That is the beauty of dialogue, of starting in one place and gradually moving into another space, either intellectually or emotionally. We may start with entrenched attitudes but somehow, in listening, we develop another way of looking, another rationale. At first, Georges Salines, a former doctor, did not want to meet Azdyne Amimour, who owns a vegetarian café in Belgium. It is only when he pushed himself out of his comfort zone, when he risked, that he reaped the reward. He was impressed by Amimour’s “humanity, love of life, and tolerance.” The two men have now written a book together.
Parents are not their children. Children are not their parents. None of us can control the hearts and minds of another. But every parent will understand Amimour’s sense of responsibility about his son’s deeds, the self-questioning. In the book, each man writes a letter to the other’s dead child. In his letter, Amimour asks the question that every parent, at some stage, asks themselves: do I fall short?
For most of us, the sense of parental failure comes and goes. When my children were small, I remember standing talking to a colleague whose two boys, immaculately groomed, stood wide eyed and quiet at her side while mine, wild eyed and tousle haired ran rampage round the supermarket. I bid a hasty goodbye to haul one of them out of the deep freezers. My muttering of, “where did I go wrong” hardly merits mention when placed beside Amimour’s turmoil, but all of us in our simple experiences can find the kernel that allows us to empathise with a man whose son rejected everything that he stood for to go to Syria, before returning to wreak havoc on French society.
But also empathise – perhaps even more – with the Salines family, which is what makes this story so very human and touching: both sides experience a pain that can never be fully eased. A son and a daughter are dead. Parents on both sides are grieving, just for different things.
The atrocity that claimed Lola Saline’s life was the worst in France’s post-war history. In November 2015, she had gone to the Bataclan, a concert hall, to watch an American rock band. As the song “Kiss the Devil” belted out in the auditorium, Amimour’s son Samy and two accomplices stormed in with rifles. Twenty minutes later, Lola lay dead and Amimour was fatally shot by security forces. It was part of a concerted series of attacks across Paris that night that resulted in 130 deaths.
The picture of Lola as a child shows a pretty, pert little girl who looks so full of life that it is hard to imagine her dead. Hard, too, to imagine being her parent and being able to forgive anyone connected to her killer. But while it is all too easy to get depressed by the bleakest aspects of human nature, the terrorism and the torture and the cruelty, and even, on a more micro level, the selfishness, judgmentalism and inability to forgive, there is something incredibly inspiring when a more powerful force in human nature shines through that darkness, like the poppy in the overturned field. Forgiveness does not exonerate the past. It simply creates a future.

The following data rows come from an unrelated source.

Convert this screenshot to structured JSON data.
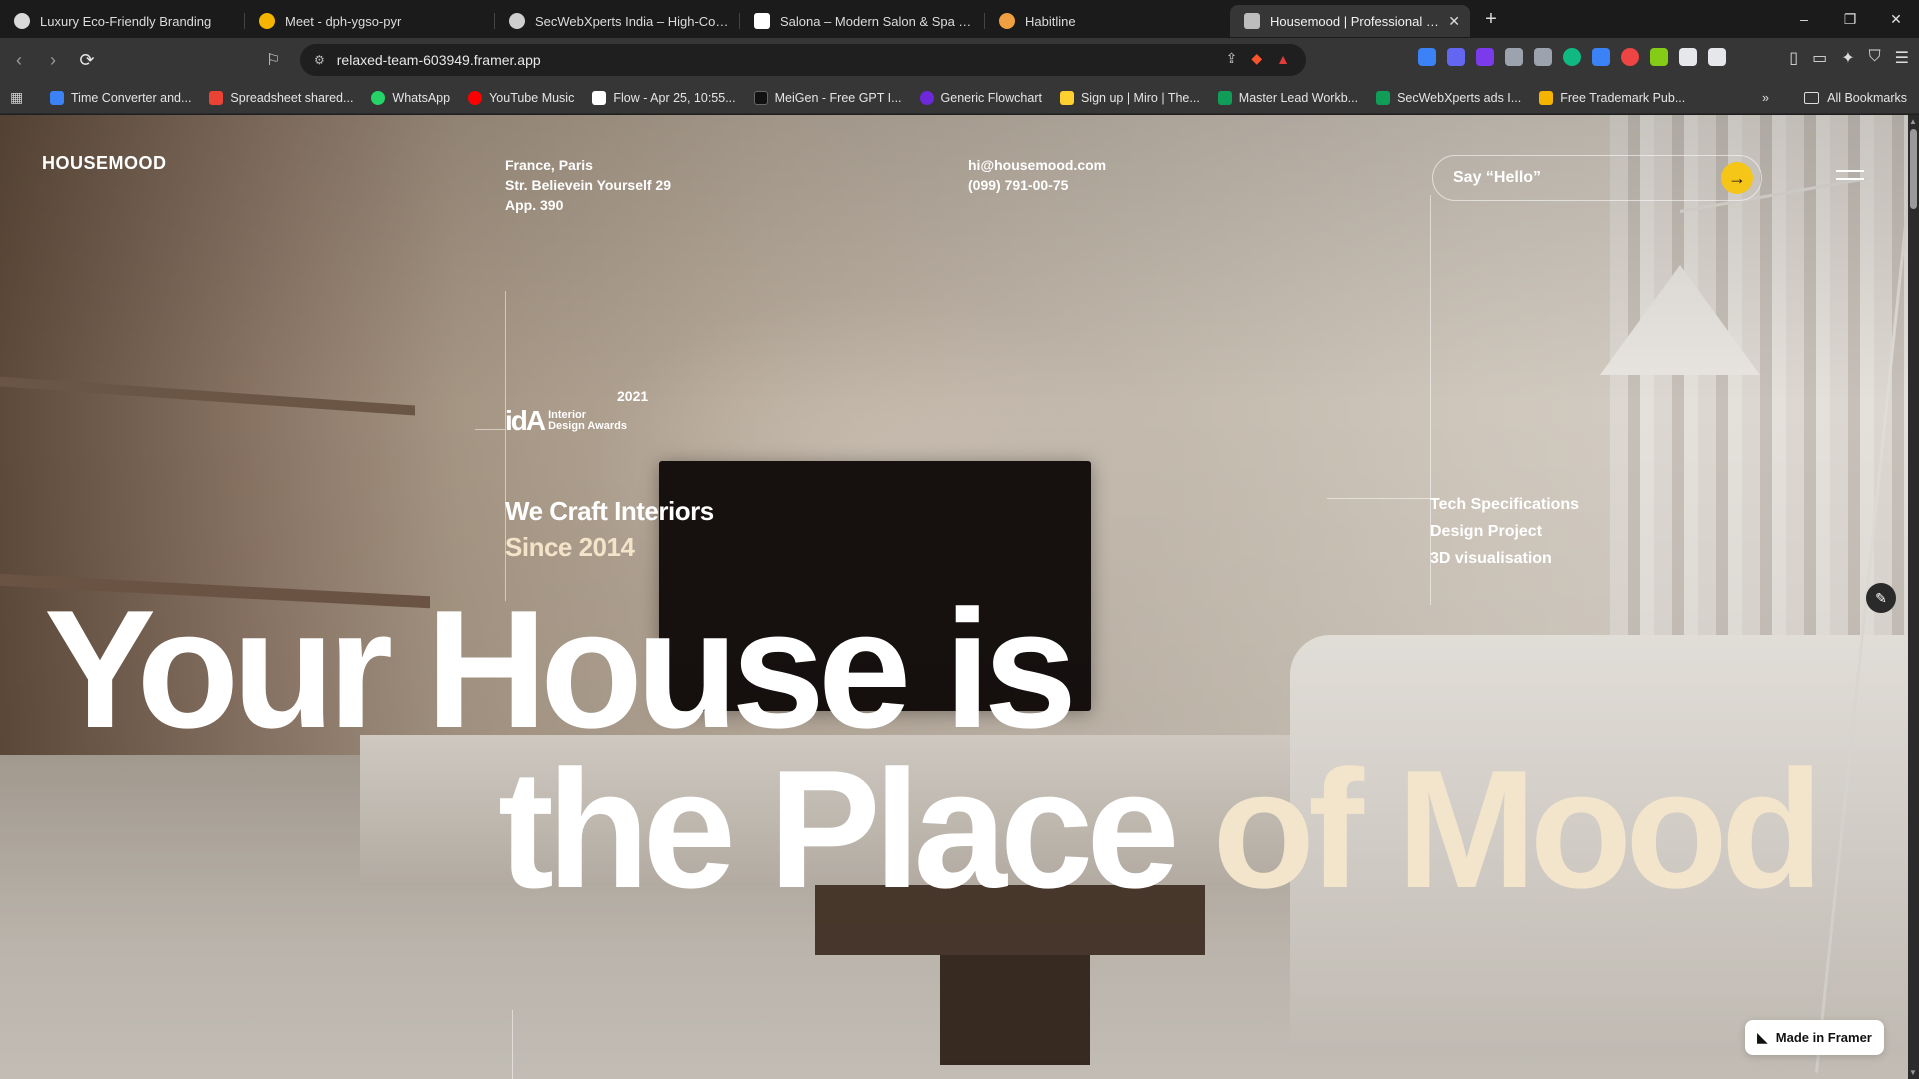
{
  "browser": {
    "tabs": [
      {
        "title": "Luxury Eco-Friendly Branding",
        "fav_color": "#d9d9d9"
      },
      {
        "title": "Meet - dph-ygso-pyr",
        "fav_color": "#f4b400"
      },
      {
        "title": "SecWebXperts India – High-Converting",
        "fav_color": "#cfcfcf"
      },
      {
        "title": "Salona – Modern Salon & Spa Template",
        "fav_color": "#ffffff"
      },
      {
        "title": "Habitline",
        "fav_color": "#f0a040"
      },
      {
        "title": "Housemood | Professional Interior",
        "fav_color": "#bdbdbd"
      }
    ],
    "new_tab": "+",
    "window": {
      "minimize": "–",
      "restore": "❐",
      "close": "✕"
    },
    "url": "relaxed-team-603949.framer.app",
    "bookmarks": [
      {
        "label": "Time Converter and...",
        "color": "#3b82f6"
      },
      {
        "label": "Spreadsheet shared...",
        "color": "#ea4335"
      },
      {
        "label": "WhatsApp",
        "color": "#25d366"
      },
      {
        "label": "YouTube Music",
        "color": "#ff0000"
      },
      {
        "label": "Flow - Apr 25, 10:55...",
        "color": "#ffffff"
      },
      {
        "label": "MeiGen - Free GPT I...",
        "color": "#111111"
      },
      {
        "label": "Generic Flowchart",
        "color": "#6d28d9"
      },
      {
        "label": "Sign up | Miro | The...",
        "color": "#ffd02f"
      },
      {
        "label": "Master Lead Workb...",
        "color": "#0f9d58"
      },
      {
        "label": "SecWebXperts ads I...",
        "color": "#0f9d58"
      },
      {
        "label": "Free Trademark Pub...",
        "color": "#f4b400"
      }
    ],
    "bookmarks_more": "»",
    "all_bookmarks": "All Bookmarks",
    "extension_colors": [
      "#3b82f6",
      "#6366f1",
      "#7c3aed",
      "#9ca3af",
      "#9ca3af",
      "#10b981",
      "#3b82f6",
      "#ef4444",
      "#84cc16",
      "#e5e7eb",
      "#e5e7eb"
    ]
  },
  "site": {
    "logo": "HOUSEMOOD",
    "address": [
      "France, Paris",
      "Str. Believein Yourself 29",
      "App. 390"
    ],
    "contact": [
      "hi@housemood.com",
      "(099) 791-00-75"
    ],
    "hello_label": "Say “Hello”",
    "award": {
      "year": "2021",
      "mark": "idA",
      "line1": "Interior",
      "line2": "Design Awards"
    },
    "craft": {
      "line1": "We Craft Interiors",
      "line2": "Since 2014"
    },
    "services": [
      "Tech Specifications",
      "Design Project",
      "3D visualisation"
    ],
    "hero": {
      "line1": "Your House is",
      "line2_a": "the Place ",
      "line2_b": "of Mood"
    },
    "framer_badge": "Made in Framer"
  }
}
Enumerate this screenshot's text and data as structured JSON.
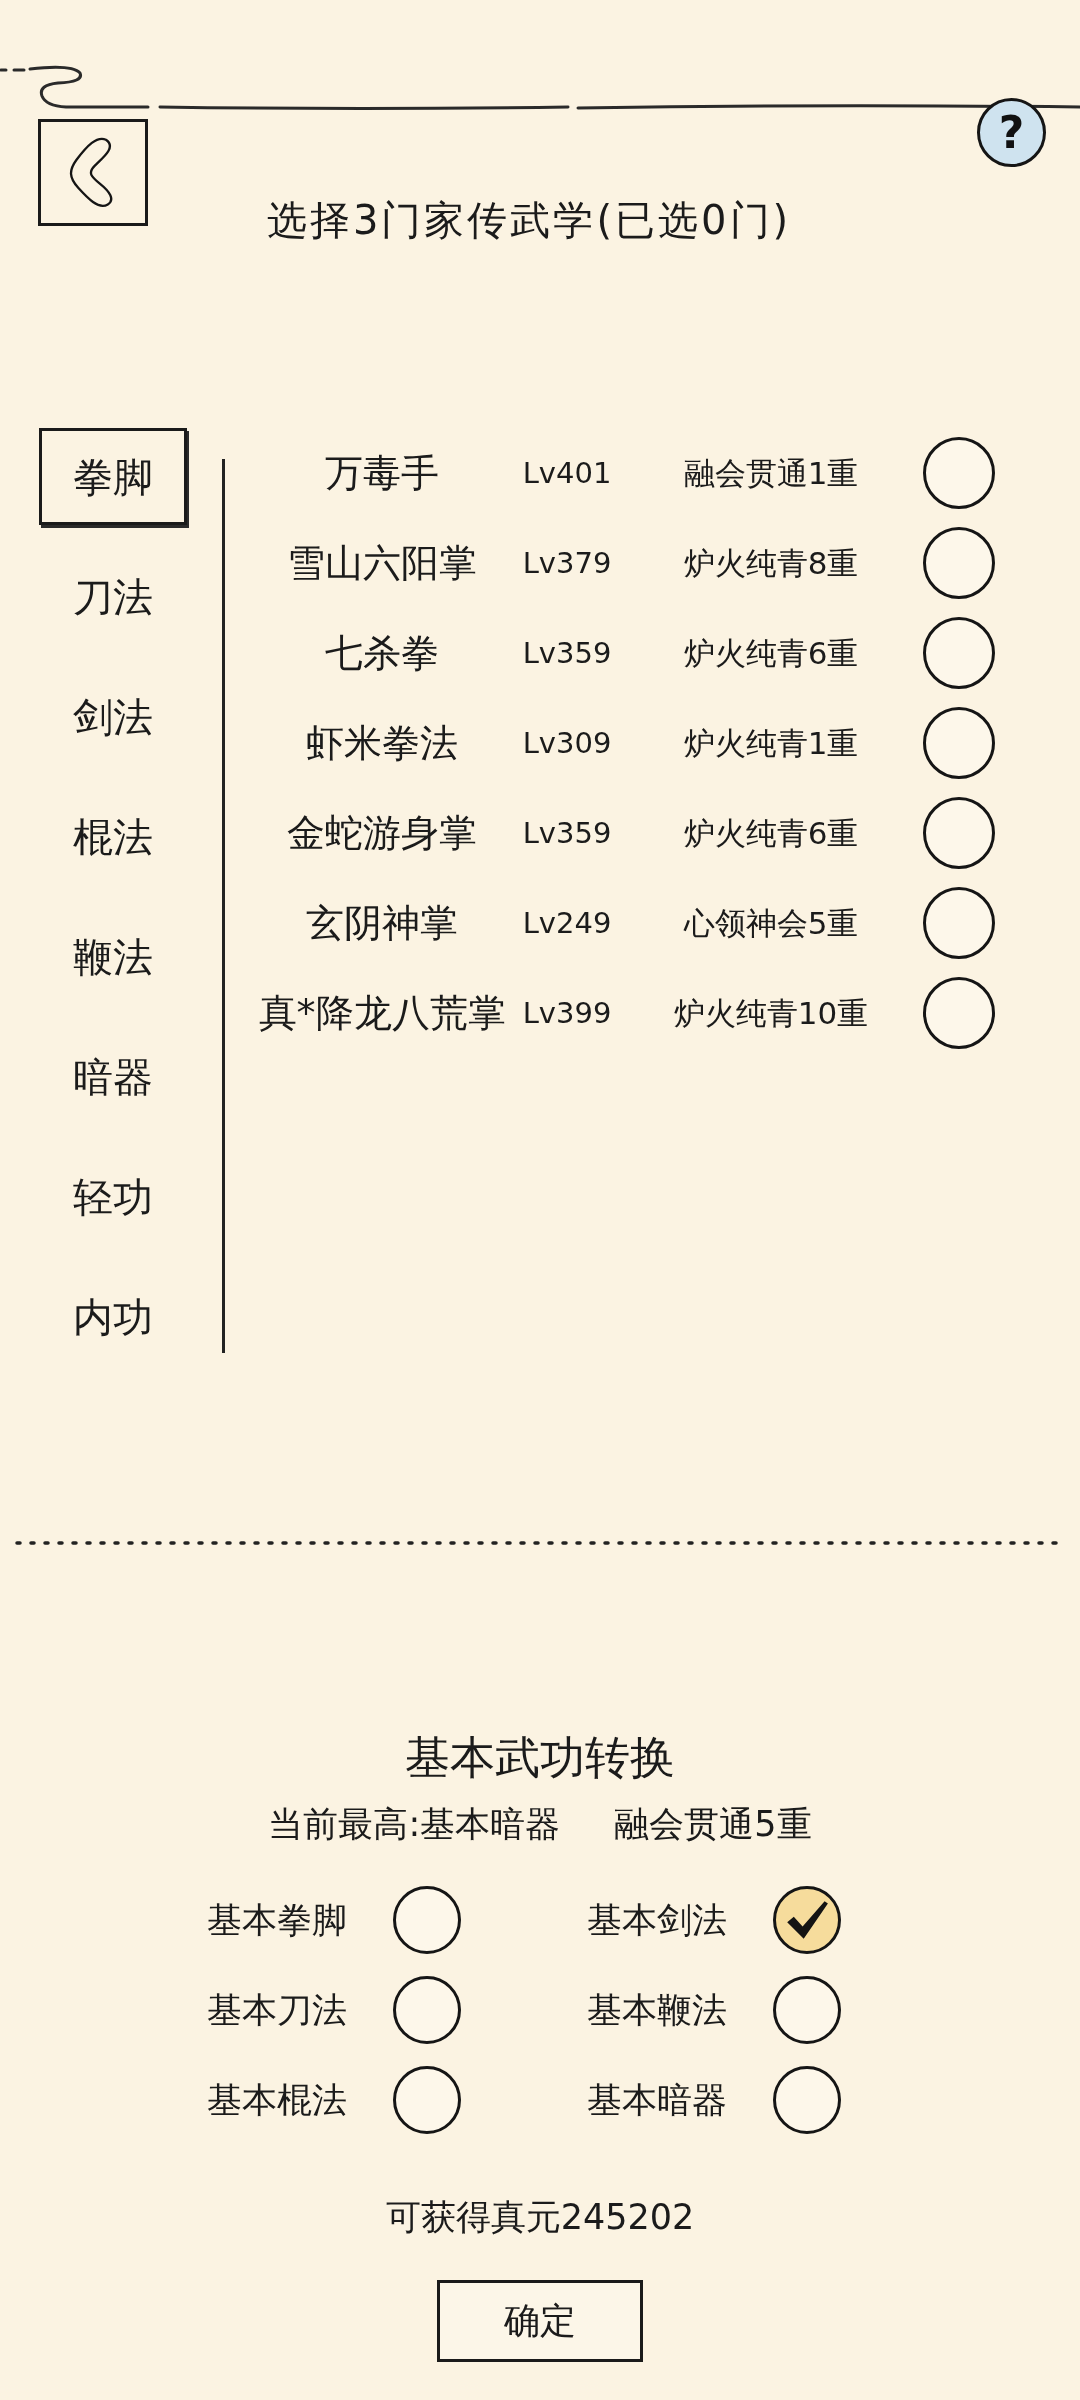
{
  "header": {
    "help": "?",
    "title": "选择3门家传武学(已选0门)"
  },
  "categories": [
    {
      "label": "拳脚",
      "selected": true
    },
    {
      "label": "刀法",
      "selected": false
    },
    {
      "label": "剑法",
      "selected": false
    },
    {
      "label": "棍法",
      "selected": false
    },
    {
      "label": "鞭法",
      "selected": false
    },
    {
      "label": "暗器",
      "selected": false
    },
    {
      "label": "轻功",
      "selected": false
    },
    {
      "label": "内功",
      "selected": false
    }
  ],
  "skills": [
    {
      "name": "万毒手",
      "lv": "Lv401",
      "realm": "融会贯通1重",
      "selected": false
    },
    {
      "name": "雪山六阳掌",
      "lv": "Lv379",
      "realm": "炉火纯青8重",
      "selected": false
    },
    {
      "name": "七杀拳",
      "lv": "Lv359",
      "realm": "炉火纯青6重",
      "selected": false
    },
    {
      "name": "虾米拳法",
      "lv": "Lv309",
      "realm": "炉火纯青1重",
      "selected": false
    },
    {
      "name": "金蛇游身掌",
      "lv": "Lv359",
      "realm": "炉火纯青6重",
      "selected": false
    },
    {
      "name": "玄阴神掌",
      "lv": "Lv249",
      "realm": "心领神会5重",
      "selected": false
    },
    {
      "name": "真*降龙八荒掌",
      "lv": "Lv399",
      "realm": "炉火纯青10重",
      "selected": false
    }
  ],
  "conversion": {
    "title": "基本武功转换",
    "current_best": "当前最高:基本暗器",
    "current_realm": "融会贯通5重",
    "options": [
      {
        "label": "基本拳脚",
        "selected": false
      },
      {
        "label": "基本剑法",
        "selected": true
      },
      {
        "label": "基本刀法",
        "selected": false
      },
      {
        "label": "基本鞭法",
        "selected": false
      },
      {
        "label": "基本棍法",
        "selected": false
      },
      {
        "label": "基本暗器",
        "selected": false
      }
    ],
    "reward": "可获得真元245202",
    "confirm_button": "确定"
  }
}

Albert Einstein said there were only two ways to live your life: as if everything is a miracle, or as if nothing is. It is good to see the miracle in reconciliation, to see the power in the human spirit when it is fully stretched and challenged. And also to see the miracle in conversation. Even though we often misinterpret one another, misunderstand the nuances of what is said, there is huge power when we finally talk the same language. Salines and Amimour’s book is out this month in French and we can only hope there is an English translation in the making. The title? “Il Nous Reste les Mots”. We still have words.